WHAT IS NEEDED: The data must be reproduced verbatim; images are to be omitted.

EXTRACTED MATERIAL:
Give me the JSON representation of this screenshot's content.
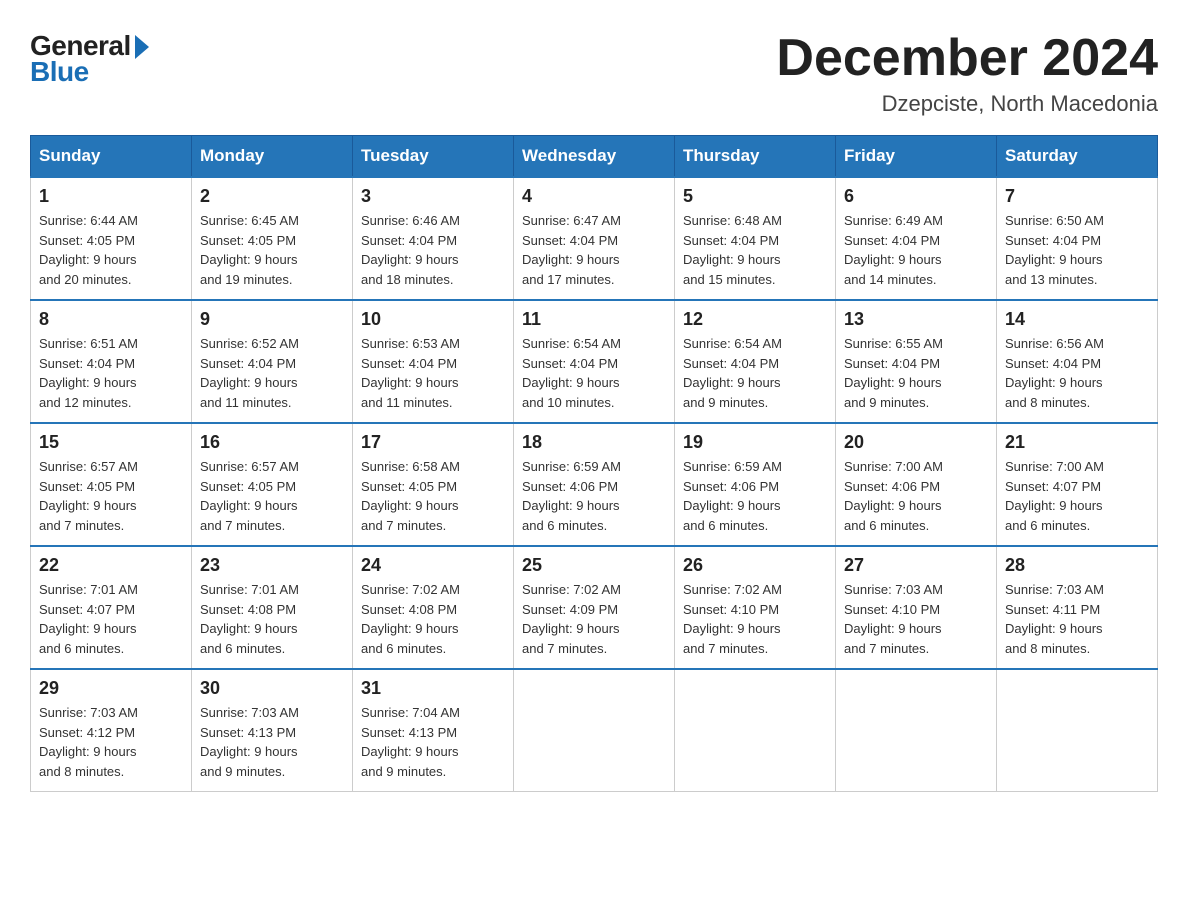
{
  "header": {
    "logo": {
      "general": "General",
      "blue": "Blue"
    },
    "title": "December 2024",
    "location": "Dzepciste, North Macedonia"
  },
  "days_header": [
    "Sunday",
    "Monday",
    "Tuesday",
    "Wednesday",
    "Thursday",
    "Friday",
    "Saturday"
  ],
  "weeks": [
    [
      {
        "day": "1",
        "sunrise": "6:44 AM",
        "sunset": "4:05 PM",
        "daylight": "9 hours and 20 minutes."
      },
      {
        "day": "2",
        "sunrise": "6:45 AM",
        "sunset": "4:05 PM",
        "daylight": "9 hours and 19 minutes."
      },
      {
        "day": "3",
        "sunrise": "6:46 AM",
        "sunset": "4:04 PM",
        "daylight": "9 hours and 18 minutes."
      },
      {
        "day": "4",
        "sunrise": "6:47 AM",
        "sunset": "4:04 PM",
        "daylight": "9 hours and 17 minutes."
      },
      {
        "day": "5",
        "sunrise": "6:48 AM",
        "sunset": "4:04 PM",
        "daylight": "9 hours and 15 minutes."
      },
      {
        "day": "6",
        "sunrise": "6:49 AM",
        "sunset": "4:04 PM",
        "daylight": "9 hours and 14 minutes."
      },
      {
        "day": "7",
        "sunrise": "6:50 AM",
        "sunset": "4:04 PM",
        "daylight": "9 hours and 13 minutes."
      }
    ],
    [
      {
        "day": "8",
        "sunrise": "6:51 AM",
        "sunset": "4:04 PM",
        "daylight": "9 hours and 12 minutes."
      },
      {
        "day": "9",
        "sunrise": "6:52 AM",
        "sunset": "4:04 PM",
        "daylight": "9 hours and 11 minutes."
      },
      {
        "day": "10",
        "sunrise": "6:53 AM",
        "sunset": "4:04 PM",
        "daylight": "9 hours and 11 minutes."
      },
      {
        "day": "11",
        "sunrise": "6:54 AM",
        "sunset": "4:04 PM",
        "daylight": "9 hours and 10 minutes."
      },
      {
        "day": "12",
        "sunrise": "6:54 AM",
        "sunset": "4:04 PM",
        "daylight": "9 hours and 9 minutes."
      },
      {
        "day": "13",
        "sunrise": "6:55 AM",
        "sunset": "4:04 PM",
        "daylight": "9 hours and 9 minutes."
      },
      {
        "day": "14",
        "sunrise": "6:56 AM",
        "sunset": "4:04 PM",
        "daylight": "9 hours and 8 minutes."
      }
    ],
    [
      {
        "day": "15",
        "sunrise": "6:57 AM",
        "sunset": "4:05 PM",
        "daylight": "9 hours and 7 minutes."
      },
      {
        "day": "16",
        "sunrise": "6:57 AM",
        "sunset": "4:05 PM",
        "daylight": "9 hours and 7 minutes."
      },
      {
        "day": "17",
        "sunrise": "6:58 AM",
        "sunset": "4:05 PM",
        "daylight": "9 hours and 7 minutes."
      },
      {
        "day": "18",
        "sunrise": "6:59 AM",
        "sunset": "4:06 PM",
        "daylight": "9 hours and 6 minutes."
      },
      {
        "day": "19",
        "sunrise": "6:59 AM",
        "sunset": "4:06 PM",
        "daylight": "9 hours and 6 minutes."
      },
      {
        "day": "20",
        "sunrise": "7:00 AM",
        "sunset": "4:06 PM",
        "daylight": "9 hours and 6 minutes."
      },
      {
        "day": "21",
        "sunrise": "7:00 AM",
        "sunset": "4:07 PM",
        "daylight": "9 hours and 6 minutes."
      }
    ],
    [
      {
        "day": "22",
        "sunrise": "7:01 AM",
        "sunset": "4:07 PM",
        "daylight": "9 hours and 6 minutes."
      },
      {
        "day": "23",
        "sunrise": "7:01 AM",
        "sunset": "4:08 PM",
        "daylight": "9 hours and 6 minutes."
      },
      {
        "day": "24",
        "sunrise": "7:02 AM",
        "sunset": "4:08 PM",
        "daylight": "9 hours and 6 minutes."
      },
      {
        "day": "25",
        "sunrise": "7:02 AM",
        "sunset": "4:09 PM",
        "daylight": "9 hours and 7 minutes."
      },
      {
        "day": "26",
        "sunrise": "7:02 AM",
        "sunset": "4:10 PM",
        "daylight": "9 hours and 7 minutes."
      },
      {
        "day": "27",
        "sunrise": "7:03 AM",
        "sunset": "4:10 PM",
        "daylight": "9 hours and 7 minutes."
      },
      {
        "day": "28",
        "sunrise": "7:03 AM",
        "sunset": "4:11 PM",
        "daylight": "9 hours and 8 minutes."
      }
    ],
    [
      {
        "day": "29",
        "sunrise": "7:03 AM",
        "sunset": "4:12 PM",
        "daylight": "9 hours and 8 minutes."
      },
      {
        "day": "30",
        "sunrise": "7:03 AM",
        "sunset": "4:13 PM",
        "daylight": "9 hours and 9 minutes."
      },
      {
        "day": "31",
        "sunrise": "7:04 AM",
        "sunset": "4:13 PM",
        "daylight": "9 hours and 9 minutes."
      },
      null,
      null,
      null,
      null
    ]
  ],
  "labels": {
    "sunrise": "Sunrise:",
    "sunset": "Sunset:",
    "daylight": "Daylight:"
  }
}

SOLVED EXERCISE:
Give me the JSON representation of this screenshot's content.
{
  "header": {
    "logo": {
      "general": "General",
      "blue": "Blue"
    },
    "title": "December 2024",
    "location": "Dzepciste, North Macedonia"
  },
  "days_header": [
    "Sunday",
    "Monday",
    "Tuesday",
    "Wednesday",
    "Thursday",
    "Friday",
    "Saturday"
  ],
  "weeks": [
    [
      {
        "day": "1",
        "sunrise": "6:44 AM",
        "sunset": "4:05 PM",
        "daylight": "9 hours and 20 minutes."
      },
      {
        "day": "2",
        "sunrise": "6:45 AM",
        "sunset": "4:05 PM",
        "daylight": "9 hours and 19 minutes."
      },
      {
        "day": "3",
        "sunrise": "6:46 AM",
        "sunset": "4:04 PM",
        "daylight": "9 hours and 18 minutes."
      },
      {
        "day": "4",
        "sunrise": "6:47 AM",
        "sunset": "4:04 PM",
        "daylight": "9 hours and 17 minutes."
      },
      {
        "day": "5",
        "sunrise": "6:48 AM",
        "sunset": "4:04 PM",
        "daylight": "9 hours and 15 minutes."
      },
      {
        "day": "6",
        "sunrise": "6:49 AM",
        "sunset": "4:04 PM",
        "daylight": "9 hours and 14 minutes."
      },
      {
        "day": "7",
        "sunrise": "6:50 AM",
        "sunset": "4:04 PM",
        "daylight": "9 hours and 13 minutes."
      }
    ],
    [
      {
        "day": "8",
        "sunrise": "6:51 AM",
        "sunset": "4:04 PM",
        "daylight": "9 hours and 12 minutes."
      },
      {
        "day": "9",
        "sunrise": "6:52 AM",
        "sunset": "4:04 PM",
        "daylight": "9 hours and 11 minutes."
      },
      {
        "day": "10",
        "sunrise": "6:53 AM",
        "sunset": "4:04 PM",
        "daylight": "9 hours and 11 minutes."
      },
      {
        "day": "11",
        "sunrise": "6:54 AM",
        "sunset": "4:04 PM",
        "daylight": "9 hours and 10 minutes."
      },
      {
        "day": "12",
        "sunrise": "6:54 AM",
        "sunset": "4:04 PM",
        "daylight": "9 hours and 9 minutes."
      },
      {
        "day": "13",
        "sunrise": "6:55 AM",
        "sunset": "4:04 PM",
        "daylight": "9 hours and 9 minutes."
      },
      {
        "day": "14",
        "sunrise": "6:56 AM",
        "sunset": "4:04 PM",
        "daylight": "9 hours and 8 minutes."
      }
    ],
    [
      {
        "day": "15",
        "sunrise": "6:57 AM",
        "sunset": "4:05 PM",
        "daylight": "9 hours and 7 minutes."
      },
      {
        "day": "16",
        "sunrise": "6:57 AM",
        "sunset": "4:05 PM",
        "daylight": "9 hours and 7 minutes."
      },
      {
        "day": "17",
        "sunrise": "6:58 AM",
        "sunset": "4:05 PM",
        "daylight": "9 hours and 7 minutes."
      },
      {
        "day": "18",
        "sunrise": "6:59 AM",
        "sunset": "4:06 PM",
        "daylight": "9 hours and 6 minutes."
      },
      {
        "day": "19",
        "sunrise": "6:59 AM",
        "sunset": "4:06 PM",
        "daylight": "9 hours and 6 minutes."
      },
      {
        "day": "20",
        "sunrise": "7:00 AM",
        "sunset": "4:06 PM",
        "daylight": "9 hours and 6 minutes."
      },
      {
        "day": "21",
        "sunrise": "7:00 AM",
        "sunset": "4:07 PM",
        "daylight": "9 hours and 6 minutes."
      }
    ],
    [
      {
        "day": "22",
        "sunrise": "7:01 AM",
        "sunset": "4:07 PM",
        "daylight": "9 hours and 6 minutes."
      },
      {
        "day": "23",
        "sunrise": "7:01 AM",
        "sunset": "4:08 PM",
        "daylight": "9 hours and 6 minutes."
      },
      {
        "day": "24",
        "sunrise": "7:02 AM",
        "sunset": "4:08 PM",
        "daylight": "9 hours and 6 minutes."
      },
      {
        "day": "25",
        "sunrise": "7:02 AM",
        "sunset": "4:09 PM",
        "daylight": "9 hours and 7 minutes."
      },
      {
        "day": "26",
        "sunrise": "7:02 AM",
        "sunset": "4:10 PM",
        "daylight": "9 hours and 7 minutes."
      },
      {
        "day": "27",
        "sunrise": "7:03 AM",
        "sunset": "4:10 PM",
        "daylight": "9 hours and 7 minutes."
      },
      {
        "day": "28",
        "sunrise": "7:03 AM",
        "sunset": "4:11 PM",
        "daylight": "9 hours and 8 minutes."
      }
    ],
    [
      {
        "day": "29",
        "sunrise": "7:03 AM",
        "sunset": "4:12 PM",
        "daylight": "9 hours and 8 minutes."
      },
      {
        "day": "30",
        "sunrise": "7:03 AM",
        "sunset": "4:13 PM",
        "daylight": "9 hours and 9 minutes."
      },
      {
        "day": "31",
        "sunrise": "7:04 AM",
        "sunset": "4:13 PM",
        "daylight": "9 hours and 9 minutes."
      },
      null,
      null,
      null,
      null
    ]
  ],
  "labels": {
    "sunrise": "Sunrise:",
    "sunset": "Sunset:",
    "daylight": "Daylight:"
  }
}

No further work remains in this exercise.